◆ Entries supplied
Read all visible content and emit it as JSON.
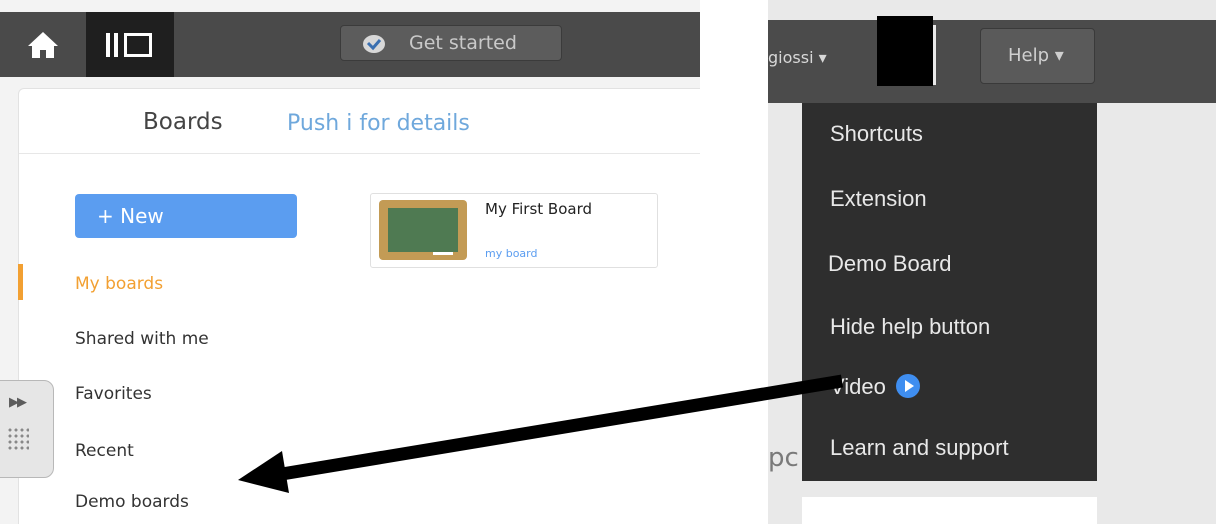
{
  "left_app": {
    "get_started_label": "Get started",
    "boards_title": "Boards",
    "boards_hint": "Push i for details",
    "new_button_label": "+ New",
    "nav": [
      {
        "label": "My boards",
        "active": true
      },
      {
        "label": "Shared with me",
        "active": false
      },
      {
        "label": "Favorites",
        "active": false
      },
      {
        "label": "Recent",
        "active": false
      },
      {
        "label": "Demo boards",
        "active": false
      }
    ],
    "board": {
      "name": "My First Board",
      "description": "my board"
    }
  },
  "right_app": {
    "username_fragment": "giossi ▾",
    "help_button_label": "Help ▾",
    "help_menu": [
      {
        "label": "Shortcuts"
      },
      {
        "label": "Extension"
      },
      {
        "label": "Demo Board"
      },
      {
        "label": "Hide help button"
      },
      {
        "label": "Video",
        "icon": "play-circle-icon"
      },
      {
        "label": "Learn and support"
      }
    ],
    "background_fragment": "pc"
  },
  "colors": {
    "accent_blue": "#5b9df0",
    "active_orange": "#f2a032",
    "toolbar_dark": "#4a4a4a",
    "menu_dark": "#2e2e2e"
  },
  "icons": [
    "home-icon",
    "boards-logo-icon",
    "checkmark-icon",
    "expand-arrows-icon",
    "keypad-grid-icon",
    "play-circle-icon",
    "pointer-arrow"
  ]
}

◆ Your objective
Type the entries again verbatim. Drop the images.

◆ Exercise answer
Read all visible content and emit it as JSON.
{
  "left_app": {
    "get_started_label": "Get started",
    "boards_title": "Boards",
    "boards_hint": "Push i for details",
    "new_button_label": "+ New",
    "nav": [
      {
        "label": "My boards",
        "active": true
      },
      {
        "label": "Shared with me",
        "active": false
      },
      {
        "label": "Favorites",
        "active": false
      },
      {
        "label": "Recent",
        "active": false
      },
      {
        "label": "Demo boards",
        "active": false
      }
    ],
    "board": {
      "name": "My First Board",
      "description": "my board"
    }
  },
  "right_app": {
    "username_fragment": "giossi ▾",
    "help_button_label": "Help ▾",
    "help_menu": [
      {
        "label": "Shortcuts"
      },
      {
        "label": "Extension"
      },
      {
        "label": "Demo Board"
      },
      {
        "label": "Hide help button"
      },
      {
        "label": "Video",
        "icon": "play-circle-icon"
      },
      {
        "label": "Learn and support"
      }
    ],
    "background_fragment": "pc"
  },
  "colors": {
    "accent_blue": "#5b9df0",
    "active_orange": "#f2a032",
    "toolbar_dark": "#4a4a4a",
    "menu_dark": "#2e2e2e"
  },
  "icons": [
    "home-icon",
    "boards-logo-icon",
    "checkmark-icon",
    "expand-arrows-icon",
    "keypad-grid-icon",
    "play-circle-icon",
    "pointer-arrow"
  ]
}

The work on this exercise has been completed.